#### [EXERCISE DIRECTIONS]
Look through the entries below and say how many lines contain the string "Assistance". Give the number only.

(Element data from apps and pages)

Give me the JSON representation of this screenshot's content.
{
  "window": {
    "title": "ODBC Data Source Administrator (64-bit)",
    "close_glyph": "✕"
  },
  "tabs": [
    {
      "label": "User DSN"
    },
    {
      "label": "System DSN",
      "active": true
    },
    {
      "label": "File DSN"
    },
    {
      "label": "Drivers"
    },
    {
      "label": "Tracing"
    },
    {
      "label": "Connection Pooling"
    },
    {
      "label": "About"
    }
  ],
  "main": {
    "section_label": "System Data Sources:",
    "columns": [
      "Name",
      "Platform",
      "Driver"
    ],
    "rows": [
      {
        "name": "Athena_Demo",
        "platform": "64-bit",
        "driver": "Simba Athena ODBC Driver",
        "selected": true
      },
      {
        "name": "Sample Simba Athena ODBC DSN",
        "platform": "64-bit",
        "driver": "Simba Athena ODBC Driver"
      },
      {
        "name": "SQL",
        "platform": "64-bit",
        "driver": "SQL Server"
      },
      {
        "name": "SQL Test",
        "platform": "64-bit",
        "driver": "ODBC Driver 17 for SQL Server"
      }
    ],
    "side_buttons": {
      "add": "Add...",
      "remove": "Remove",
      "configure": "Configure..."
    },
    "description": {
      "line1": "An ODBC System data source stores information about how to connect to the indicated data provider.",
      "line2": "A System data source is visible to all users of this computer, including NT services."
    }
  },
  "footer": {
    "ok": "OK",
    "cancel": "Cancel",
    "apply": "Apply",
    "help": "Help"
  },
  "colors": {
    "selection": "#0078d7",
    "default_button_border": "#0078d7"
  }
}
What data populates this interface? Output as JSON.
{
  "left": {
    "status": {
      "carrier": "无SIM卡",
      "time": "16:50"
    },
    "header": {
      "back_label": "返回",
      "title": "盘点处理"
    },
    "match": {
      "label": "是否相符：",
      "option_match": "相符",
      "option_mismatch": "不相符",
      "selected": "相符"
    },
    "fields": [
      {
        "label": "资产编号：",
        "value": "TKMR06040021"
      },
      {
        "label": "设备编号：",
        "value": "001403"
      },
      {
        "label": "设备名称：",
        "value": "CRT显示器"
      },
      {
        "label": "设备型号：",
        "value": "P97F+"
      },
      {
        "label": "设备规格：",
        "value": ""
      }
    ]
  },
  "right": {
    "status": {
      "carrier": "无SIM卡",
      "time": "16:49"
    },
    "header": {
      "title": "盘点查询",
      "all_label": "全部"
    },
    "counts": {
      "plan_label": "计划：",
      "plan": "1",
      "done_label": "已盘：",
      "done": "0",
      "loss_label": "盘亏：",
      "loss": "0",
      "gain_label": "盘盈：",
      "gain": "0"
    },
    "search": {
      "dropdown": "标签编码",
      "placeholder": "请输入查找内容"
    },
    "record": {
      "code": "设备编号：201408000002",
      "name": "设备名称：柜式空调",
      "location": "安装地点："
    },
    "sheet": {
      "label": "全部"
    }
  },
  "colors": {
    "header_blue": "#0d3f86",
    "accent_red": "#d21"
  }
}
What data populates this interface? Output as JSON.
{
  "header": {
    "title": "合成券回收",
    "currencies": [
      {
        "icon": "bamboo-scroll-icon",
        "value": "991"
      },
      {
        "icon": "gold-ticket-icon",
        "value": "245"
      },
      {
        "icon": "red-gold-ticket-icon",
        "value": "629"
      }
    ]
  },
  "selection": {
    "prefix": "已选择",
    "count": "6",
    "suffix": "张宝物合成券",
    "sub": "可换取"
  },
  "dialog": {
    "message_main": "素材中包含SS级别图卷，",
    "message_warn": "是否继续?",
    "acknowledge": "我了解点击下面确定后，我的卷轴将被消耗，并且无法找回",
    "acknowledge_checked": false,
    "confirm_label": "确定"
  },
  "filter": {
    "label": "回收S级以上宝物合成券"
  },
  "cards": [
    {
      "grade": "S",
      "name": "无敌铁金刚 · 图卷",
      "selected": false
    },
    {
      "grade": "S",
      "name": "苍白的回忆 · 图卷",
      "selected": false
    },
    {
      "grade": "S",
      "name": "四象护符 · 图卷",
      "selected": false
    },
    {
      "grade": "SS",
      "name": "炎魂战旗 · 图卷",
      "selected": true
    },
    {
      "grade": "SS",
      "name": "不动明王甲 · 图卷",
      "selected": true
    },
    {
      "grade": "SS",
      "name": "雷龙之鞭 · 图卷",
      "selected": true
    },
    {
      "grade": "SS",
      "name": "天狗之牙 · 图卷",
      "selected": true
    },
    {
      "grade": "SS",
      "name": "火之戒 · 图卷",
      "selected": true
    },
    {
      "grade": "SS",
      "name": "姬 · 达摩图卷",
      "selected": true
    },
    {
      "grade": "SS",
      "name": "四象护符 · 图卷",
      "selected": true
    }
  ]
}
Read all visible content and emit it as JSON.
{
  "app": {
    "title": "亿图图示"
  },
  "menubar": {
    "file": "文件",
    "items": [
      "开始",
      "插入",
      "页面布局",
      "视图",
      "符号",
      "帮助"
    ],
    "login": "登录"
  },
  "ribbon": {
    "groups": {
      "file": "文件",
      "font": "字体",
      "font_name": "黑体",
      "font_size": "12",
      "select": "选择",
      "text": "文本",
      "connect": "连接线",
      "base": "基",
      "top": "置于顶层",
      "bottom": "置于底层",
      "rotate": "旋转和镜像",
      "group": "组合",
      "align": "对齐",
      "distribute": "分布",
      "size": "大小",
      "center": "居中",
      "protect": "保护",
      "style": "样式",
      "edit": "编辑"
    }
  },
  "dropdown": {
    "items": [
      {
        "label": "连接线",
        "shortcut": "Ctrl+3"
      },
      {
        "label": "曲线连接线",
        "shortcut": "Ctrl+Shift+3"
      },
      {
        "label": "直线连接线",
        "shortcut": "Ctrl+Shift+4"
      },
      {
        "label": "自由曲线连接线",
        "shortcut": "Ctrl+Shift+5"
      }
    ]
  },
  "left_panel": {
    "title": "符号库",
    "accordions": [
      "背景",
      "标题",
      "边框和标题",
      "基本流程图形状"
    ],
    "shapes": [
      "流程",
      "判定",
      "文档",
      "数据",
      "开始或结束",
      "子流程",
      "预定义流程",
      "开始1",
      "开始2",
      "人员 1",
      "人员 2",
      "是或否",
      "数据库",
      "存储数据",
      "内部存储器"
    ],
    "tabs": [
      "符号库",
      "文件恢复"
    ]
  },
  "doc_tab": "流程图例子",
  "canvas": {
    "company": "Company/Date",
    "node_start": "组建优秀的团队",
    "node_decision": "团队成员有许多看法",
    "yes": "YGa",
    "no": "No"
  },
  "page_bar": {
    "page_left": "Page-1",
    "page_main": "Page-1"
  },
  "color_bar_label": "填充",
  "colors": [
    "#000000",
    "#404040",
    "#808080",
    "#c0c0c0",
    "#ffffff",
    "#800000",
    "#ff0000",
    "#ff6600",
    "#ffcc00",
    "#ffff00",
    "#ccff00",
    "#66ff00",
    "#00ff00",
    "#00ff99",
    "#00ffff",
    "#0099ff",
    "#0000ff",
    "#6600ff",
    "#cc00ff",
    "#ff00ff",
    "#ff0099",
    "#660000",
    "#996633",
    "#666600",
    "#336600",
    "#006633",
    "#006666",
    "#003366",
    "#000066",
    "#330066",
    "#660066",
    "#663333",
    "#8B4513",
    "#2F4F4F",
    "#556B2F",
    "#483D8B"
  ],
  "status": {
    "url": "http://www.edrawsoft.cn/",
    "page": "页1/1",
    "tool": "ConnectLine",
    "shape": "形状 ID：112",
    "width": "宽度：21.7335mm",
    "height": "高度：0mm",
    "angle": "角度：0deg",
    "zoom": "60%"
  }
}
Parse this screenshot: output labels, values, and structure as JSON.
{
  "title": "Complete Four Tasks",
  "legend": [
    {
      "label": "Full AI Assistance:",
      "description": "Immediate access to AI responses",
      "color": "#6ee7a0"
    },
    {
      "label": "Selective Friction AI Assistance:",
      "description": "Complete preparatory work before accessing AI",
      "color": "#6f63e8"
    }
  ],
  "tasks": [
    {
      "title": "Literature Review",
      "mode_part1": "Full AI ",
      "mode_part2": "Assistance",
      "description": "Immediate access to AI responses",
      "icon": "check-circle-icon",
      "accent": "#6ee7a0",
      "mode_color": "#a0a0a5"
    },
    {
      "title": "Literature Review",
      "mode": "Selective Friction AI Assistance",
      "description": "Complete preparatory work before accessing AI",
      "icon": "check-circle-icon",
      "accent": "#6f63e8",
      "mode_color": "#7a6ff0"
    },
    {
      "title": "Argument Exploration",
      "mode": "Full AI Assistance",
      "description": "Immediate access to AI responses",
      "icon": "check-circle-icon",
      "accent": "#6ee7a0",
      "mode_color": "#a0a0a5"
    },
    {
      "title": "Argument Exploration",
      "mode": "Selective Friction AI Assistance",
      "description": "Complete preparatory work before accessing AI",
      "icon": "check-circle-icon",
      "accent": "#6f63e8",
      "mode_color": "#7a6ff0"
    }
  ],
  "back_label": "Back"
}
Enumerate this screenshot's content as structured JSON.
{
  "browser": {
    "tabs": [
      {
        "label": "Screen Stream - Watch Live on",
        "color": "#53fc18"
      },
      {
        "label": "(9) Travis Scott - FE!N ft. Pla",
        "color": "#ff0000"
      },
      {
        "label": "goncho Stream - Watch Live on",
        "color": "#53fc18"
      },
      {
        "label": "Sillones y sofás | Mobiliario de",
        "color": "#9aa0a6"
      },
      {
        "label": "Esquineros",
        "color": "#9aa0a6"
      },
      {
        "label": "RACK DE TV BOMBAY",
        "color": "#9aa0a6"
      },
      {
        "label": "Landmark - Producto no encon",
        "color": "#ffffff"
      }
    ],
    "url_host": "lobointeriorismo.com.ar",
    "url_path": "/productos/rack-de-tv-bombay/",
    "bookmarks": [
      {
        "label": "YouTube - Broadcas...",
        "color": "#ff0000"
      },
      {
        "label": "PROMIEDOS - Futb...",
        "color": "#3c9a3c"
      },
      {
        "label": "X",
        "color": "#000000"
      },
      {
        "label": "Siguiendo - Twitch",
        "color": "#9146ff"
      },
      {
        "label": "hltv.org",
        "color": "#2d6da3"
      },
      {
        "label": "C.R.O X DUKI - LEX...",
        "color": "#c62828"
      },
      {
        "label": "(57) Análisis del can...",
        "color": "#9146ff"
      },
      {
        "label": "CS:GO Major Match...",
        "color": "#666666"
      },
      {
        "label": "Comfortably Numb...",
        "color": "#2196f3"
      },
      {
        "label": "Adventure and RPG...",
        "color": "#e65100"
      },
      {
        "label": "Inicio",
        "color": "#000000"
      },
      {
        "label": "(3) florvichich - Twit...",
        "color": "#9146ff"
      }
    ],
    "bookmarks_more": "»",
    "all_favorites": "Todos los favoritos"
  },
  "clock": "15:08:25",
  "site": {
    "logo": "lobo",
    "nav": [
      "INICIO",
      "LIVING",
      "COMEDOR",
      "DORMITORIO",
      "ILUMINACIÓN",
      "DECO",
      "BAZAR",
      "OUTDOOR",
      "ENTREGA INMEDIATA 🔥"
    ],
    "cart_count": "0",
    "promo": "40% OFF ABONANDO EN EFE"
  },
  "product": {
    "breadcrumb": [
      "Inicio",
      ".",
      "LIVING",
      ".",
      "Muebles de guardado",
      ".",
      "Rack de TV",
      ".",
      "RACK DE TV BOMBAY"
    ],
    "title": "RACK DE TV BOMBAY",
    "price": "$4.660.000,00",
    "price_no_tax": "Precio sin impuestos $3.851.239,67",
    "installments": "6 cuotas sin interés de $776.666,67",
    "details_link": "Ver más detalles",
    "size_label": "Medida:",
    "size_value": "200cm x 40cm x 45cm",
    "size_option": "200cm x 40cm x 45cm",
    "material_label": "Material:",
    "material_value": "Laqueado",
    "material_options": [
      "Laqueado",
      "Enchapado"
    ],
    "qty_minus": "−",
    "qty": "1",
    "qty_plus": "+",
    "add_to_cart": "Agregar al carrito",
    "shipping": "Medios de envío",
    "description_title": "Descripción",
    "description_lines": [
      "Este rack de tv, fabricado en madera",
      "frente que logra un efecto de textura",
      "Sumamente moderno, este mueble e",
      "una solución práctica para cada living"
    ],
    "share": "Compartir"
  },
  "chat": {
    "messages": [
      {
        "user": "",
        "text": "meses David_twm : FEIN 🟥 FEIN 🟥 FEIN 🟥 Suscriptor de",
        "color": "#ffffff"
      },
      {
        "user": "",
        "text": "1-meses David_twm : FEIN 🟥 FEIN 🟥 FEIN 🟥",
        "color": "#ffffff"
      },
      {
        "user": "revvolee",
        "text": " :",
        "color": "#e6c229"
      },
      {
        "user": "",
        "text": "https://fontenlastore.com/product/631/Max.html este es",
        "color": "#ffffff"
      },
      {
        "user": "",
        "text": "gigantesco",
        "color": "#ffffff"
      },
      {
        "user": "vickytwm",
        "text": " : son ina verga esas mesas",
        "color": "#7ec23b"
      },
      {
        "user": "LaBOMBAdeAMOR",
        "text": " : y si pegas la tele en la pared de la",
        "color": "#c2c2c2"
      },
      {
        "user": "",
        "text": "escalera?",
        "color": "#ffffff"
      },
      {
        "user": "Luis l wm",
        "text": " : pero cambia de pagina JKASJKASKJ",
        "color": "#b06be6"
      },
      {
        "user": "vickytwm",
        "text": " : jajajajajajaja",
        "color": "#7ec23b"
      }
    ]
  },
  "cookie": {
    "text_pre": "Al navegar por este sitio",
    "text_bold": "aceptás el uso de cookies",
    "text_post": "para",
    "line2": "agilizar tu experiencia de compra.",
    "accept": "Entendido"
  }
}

#### [RESPONSE AREA]
6